● **Problem statement**:
For each line below that holds "SOMBRA", return the line as it stands.

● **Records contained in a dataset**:
__________

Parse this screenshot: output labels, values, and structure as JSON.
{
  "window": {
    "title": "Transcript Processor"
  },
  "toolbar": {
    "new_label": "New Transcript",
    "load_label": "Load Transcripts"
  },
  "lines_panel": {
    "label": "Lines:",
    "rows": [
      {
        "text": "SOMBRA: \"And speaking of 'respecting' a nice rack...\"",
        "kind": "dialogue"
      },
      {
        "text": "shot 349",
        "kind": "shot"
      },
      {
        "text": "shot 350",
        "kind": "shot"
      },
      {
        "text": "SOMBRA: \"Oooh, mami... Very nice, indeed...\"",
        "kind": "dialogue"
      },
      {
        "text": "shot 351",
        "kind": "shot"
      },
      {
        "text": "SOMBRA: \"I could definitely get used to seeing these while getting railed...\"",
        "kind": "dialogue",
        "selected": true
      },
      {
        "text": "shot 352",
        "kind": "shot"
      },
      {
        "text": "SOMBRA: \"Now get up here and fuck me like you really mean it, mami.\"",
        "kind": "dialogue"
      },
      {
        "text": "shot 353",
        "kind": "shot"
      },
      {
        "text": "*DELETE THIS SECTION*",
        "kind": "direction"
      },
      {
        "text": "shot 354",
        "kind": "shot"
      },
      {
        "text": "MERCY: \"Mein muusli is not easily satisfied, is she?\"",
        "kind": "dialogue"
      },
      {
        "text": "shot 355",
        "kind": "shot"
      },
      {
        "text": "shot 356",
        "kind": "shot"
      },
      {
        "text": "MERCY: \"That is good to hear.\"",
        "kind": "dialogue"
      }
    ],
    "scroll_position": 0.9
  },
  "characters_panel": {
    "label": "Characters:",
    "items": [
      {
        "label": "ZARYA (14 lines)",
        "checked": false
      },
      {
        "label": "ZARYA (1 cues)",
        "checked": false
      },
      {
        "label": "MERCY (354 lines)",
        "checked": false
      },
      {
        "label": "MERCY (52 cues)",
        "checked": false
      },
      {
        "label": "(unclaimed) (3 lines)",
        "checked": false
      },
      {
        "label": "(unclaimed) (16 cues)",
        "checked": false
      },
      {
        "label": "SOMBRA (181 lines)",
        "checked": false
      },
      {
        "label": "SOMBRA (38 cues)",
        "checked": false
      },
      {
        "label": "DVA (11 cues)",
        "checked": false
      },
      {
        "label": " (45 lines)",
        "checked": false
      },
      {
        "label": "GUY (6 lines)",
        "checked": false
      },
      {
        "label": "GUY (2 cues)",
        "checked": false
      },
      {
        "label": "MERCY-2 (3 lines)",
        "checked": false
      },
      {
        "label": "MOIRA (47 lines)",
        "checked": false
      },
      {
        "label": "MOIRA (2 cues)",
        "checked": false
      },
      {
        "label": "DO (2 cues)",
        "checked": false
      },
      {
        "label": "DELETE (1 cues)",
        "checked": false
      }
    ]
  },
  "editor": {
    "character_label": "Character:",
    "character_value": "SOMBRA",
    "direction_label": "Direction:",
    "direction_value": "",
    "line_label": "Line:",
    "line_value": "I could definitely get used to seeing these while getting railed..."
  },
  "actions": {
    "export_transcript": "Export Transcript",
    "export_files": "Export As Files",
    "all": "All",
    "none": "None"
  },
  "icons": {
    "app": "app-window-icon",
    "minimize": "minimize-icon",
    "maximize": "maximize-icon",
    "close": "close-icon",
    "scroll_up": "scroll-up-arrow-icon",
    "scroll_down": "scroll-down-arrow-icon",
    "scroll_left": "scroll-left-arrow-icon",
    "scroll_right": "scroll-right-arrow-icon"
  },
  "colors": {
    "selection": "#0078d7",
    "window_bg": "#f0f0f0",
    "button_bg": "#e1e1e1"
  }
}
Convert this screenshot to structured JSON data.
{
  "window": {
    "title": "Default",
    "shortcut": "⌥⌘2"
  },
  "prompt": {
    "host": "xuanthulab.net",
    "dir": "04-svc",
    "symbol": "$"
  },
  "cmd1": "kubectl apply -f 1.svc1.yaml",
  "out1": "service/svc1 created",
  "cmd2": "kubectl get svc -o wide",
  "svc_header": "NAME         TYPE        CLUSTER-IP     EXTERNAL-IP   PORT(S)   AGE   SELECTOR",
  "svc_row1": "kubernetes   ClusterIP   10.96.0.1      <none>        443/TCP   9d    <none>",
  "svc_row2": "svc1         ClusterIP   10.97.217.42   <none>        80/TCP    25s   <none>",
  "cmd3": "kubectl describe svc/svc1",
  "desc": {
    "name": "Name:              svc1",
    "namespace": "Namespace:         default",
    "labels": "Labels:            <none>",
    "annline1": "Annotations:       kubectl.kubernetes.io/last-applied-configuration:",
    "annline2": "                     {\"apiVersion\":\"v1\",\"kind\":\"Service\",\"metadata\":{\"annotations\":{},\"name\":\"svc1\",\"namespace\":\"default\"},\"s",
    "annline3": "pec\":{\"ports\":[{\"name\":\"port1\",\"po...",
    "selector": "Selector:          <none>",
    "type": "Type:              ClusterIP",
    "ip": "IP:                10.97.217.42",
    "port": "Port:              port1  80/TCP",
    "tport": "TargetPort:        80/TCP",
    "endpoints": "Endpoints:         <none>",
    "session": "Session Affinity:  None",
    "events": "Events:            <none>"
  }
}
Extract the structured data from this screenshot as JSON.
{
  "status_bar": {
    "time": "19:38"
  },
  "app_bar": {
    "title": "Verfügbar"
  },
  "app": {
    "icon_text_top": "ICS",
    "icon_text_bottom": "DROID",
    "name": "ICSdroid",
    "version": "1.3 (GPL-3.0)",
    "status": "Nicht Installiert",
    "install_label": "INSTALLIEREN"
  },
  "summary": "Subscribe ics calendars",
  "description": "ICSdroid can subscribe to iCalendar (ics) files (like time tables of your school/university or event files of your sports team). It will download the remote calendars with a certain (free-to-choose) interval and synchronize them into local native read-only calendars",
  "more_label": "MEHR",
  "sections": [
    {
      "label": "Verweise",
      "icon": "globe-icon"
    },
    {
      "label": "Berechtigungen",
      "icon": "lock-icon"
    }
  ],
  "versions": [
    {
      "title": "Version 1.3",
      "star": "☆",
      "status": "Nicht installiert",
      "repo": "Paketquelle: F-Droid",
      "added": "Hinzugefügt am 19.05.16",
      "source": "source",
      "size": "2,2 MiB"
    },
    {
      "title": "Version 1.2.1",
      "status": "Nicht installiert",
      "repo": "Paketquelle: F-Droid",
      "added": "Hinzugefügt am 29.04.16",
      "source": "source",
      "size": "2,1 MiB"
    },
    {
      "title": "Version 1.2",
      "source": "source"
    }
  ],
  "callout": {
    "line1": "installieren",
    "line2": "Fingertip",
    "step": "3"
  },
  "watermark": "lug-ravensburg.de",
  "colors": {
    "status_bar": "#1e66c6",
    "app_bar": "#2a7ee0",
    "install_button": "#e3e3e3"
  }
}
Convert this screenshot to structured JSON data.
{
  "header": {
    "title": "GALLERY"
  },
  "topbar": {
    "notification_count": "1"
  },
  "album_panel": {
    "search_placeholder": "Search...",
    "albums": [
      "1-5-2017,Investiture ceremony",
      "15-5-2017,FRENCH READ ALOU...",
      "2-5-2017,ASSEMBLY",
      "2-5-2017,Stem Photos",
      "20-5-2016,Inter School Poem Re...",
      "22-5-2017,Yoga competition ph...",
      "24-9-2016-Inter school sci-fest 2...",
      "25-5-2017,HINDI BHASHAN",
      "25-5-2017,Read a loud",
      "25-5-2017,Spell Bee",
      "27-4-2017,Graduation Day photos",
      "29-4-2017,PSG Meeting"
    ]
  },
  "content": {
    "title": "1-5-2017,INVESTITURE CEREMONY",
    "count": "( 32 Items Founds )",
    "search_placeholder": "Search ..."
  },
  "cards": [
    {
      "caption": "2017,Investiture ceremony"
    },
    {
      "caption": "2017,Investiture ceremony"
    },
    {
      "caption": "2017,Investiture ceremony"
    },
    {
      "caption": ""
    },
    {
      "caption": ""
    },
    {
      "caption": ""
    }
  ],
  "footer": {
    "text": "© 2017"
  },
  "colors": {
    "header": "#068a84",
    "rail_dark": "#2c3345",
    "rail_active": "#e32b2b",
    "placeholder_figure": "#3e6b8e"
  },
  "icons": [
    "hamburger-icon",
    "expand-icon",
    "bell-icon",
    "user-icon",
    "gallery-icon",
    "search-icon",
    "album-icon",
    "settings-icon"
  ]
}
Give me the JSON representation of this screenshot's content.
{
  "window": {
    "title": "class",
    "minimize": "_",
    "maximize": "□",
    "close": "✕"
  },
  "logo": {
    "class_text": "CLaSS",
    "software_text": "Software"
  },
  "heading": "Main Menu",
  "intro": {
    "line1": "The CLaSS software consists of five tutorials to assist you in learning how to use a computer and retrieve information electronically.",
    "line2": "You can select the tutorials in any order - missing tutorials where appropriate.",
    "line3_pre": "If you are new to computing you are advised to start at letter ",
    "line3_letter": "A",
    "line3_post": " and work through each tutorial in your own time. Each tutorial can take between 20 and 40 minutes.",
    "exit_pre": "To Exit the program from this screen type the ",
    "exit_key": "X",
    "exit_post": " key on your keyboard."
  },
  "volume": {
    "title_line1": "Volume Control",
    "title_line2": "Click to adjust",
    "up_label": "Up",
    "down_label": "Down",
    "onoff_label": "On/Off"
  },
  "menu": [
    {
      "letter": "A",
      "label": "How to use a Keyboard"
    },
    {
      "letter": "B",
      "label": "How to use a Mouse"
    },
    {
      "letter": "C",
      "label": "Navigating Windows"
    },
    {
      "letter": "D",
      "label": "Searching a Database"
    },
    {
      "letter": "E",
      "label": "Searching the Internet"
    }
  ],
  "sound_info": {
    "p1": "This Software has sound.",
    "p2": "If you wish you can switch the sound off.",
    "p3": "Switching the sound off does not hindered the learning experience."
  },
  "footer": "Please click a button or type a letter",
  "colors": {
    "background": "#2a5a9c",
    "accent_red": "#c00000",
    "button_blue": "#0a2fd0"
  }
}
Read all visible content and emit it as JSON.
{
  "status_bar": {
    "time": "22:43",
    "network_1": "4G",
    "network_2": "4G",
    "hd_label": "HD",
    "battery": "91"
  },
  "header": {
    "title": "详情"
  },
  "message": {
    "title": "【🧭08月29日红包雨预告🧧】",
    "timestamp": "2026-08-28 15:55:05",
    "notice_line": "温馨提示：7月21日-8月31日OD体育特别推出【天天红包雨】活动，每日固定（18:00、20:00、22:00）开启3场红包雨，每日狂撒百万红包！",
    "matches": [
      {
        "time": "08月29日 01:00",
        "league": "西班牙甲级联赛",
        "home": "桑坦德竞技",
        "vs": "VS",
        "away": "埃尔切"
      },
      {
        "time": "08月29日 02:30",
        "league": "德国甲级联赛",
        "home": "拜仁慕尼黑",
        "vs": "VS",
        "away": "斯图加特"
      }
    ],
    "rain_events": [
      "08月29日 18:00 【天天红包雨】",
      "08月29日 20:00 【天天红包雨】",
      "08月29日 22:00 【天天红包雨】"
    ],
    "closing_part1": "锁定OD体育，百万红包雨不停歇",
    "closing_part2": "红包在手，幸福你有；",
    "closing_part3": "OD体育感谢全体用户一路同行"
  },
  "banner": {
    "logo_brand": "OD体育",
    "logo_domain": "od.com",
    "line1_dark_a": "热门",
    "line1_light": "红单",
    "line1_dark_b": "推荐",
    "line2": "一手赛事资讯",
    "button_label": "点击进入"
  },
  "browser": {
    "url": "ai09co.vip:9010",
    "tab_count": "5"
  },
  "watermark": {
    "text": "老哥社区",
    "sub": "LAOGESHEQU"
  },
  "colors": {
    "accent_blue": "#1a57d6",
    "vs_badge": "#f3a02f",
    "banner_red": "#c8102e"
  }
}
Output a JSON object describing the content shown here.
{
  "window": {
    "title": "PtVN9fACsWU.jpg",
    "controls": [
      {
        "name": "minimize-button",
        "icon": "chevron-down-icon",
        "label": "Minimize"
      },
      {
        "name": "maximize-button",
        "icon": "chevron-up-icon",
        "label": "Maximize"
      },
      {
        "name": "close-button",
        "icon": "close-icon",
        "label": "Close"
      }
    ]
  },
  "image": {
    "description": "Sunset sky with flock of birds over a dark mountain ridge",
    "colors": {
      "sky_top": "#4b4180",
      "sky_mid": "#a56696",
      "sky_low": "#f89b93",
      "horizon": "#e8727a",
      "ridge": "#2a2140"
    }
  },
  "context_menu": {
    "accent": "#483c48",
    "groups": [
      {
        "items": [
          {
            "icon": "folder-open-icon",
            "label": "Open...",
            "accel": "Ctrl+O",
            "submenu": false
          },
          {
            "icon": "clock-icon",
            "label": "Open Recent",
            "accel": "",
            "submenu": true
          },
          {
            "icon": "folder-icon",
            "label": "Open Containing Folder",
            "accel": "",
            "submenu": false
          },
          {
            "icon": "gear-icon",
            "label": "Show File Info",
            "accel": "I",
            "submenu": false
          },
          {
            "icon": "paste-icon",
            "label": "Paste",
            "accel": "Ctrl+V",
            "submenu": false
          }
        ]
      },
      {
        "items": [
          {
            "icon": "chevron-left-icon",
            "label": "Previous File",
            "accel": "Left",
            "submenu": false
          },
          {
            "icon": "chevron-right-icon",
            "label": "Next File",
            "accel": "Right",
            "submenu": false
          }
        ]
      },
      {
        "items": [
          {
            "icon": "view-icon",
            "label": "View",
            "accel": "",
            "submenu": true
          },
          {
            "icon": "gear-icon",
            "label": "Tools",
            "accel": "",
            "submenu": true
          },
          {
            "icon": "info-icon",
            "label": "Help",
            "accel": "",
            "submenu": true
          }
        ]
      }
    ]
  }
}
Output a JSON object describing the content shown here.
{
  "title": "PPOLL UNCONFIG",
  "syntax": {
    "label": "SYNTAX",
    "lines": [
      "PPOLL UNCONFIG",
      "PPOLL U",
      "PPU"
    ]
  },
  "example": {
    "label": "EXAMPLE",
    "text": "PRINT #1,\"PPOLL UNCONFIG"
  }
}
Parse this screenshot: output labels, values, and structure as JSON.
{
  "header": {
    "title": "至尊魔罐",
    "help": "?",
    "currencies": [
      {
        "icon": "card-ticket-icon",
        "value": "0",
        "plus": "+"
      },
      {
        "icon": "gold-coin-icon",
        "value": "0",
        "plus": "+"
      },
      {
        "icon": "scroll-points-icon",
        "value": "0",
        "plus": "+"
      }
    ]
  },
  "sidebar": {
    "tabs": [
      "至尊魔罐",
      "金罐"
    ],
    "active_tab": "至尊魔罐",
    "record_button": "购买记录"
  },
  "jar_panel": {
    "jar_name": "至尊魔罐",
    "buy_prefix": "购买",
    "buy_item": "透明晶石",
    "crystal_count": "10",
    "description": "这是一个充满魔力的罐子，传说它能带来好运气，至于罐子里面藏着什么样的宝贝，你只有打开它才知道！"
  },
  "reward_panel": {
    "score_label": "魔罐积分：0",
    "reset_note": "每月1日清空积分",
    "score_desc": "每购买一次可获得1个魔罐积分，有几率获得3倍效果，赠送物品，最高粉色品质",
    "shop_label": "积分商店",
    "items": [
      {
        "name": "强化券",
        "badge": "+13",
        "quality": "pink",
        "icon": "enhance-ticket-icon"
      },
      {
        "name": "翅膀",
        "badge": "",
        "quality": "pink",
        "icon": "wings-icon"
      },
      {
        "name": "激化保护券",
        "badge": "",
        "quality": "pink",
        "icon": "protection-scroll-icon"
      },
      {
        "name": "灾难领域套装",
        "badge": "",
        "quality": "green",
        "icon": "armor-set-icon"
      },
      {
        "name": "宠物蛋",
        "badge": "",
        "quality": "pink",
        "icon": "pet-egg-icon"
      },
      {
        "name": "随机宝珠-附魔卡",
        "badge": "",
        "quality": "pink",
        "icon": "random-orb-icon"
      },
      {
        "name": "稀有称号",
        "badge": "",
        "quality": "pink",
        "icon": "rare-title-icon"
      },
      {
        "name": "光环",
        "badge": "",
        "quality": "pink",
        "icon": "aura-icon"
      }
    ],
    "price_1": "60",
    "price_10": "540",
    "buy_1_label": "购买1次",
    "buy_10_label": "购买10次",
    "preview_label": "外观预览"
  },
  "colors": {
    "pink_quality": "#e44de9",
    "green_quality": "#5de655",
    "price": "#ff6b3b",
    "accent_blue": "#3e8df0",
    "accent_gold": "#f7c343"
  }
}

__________

● **The answer**:
        "text": "SOMBRA: \"And speaking of 'respecting' a nice rack...\"",
        "text": "SOMBRA: \"Oooh, mami... Very nice, indeed...\"",
        "text": "SOMBRA: \"I could definitely get used to seeing these while getting railed...\"",
        "text": "SOMBRA: \"Now get up here and fuck me like you really mean it, mami.\"",
        "label": "SOMBRA (181 lines)",
        "label": "SOMBRA (38 cues)",
    "character_value": "SOMBRA",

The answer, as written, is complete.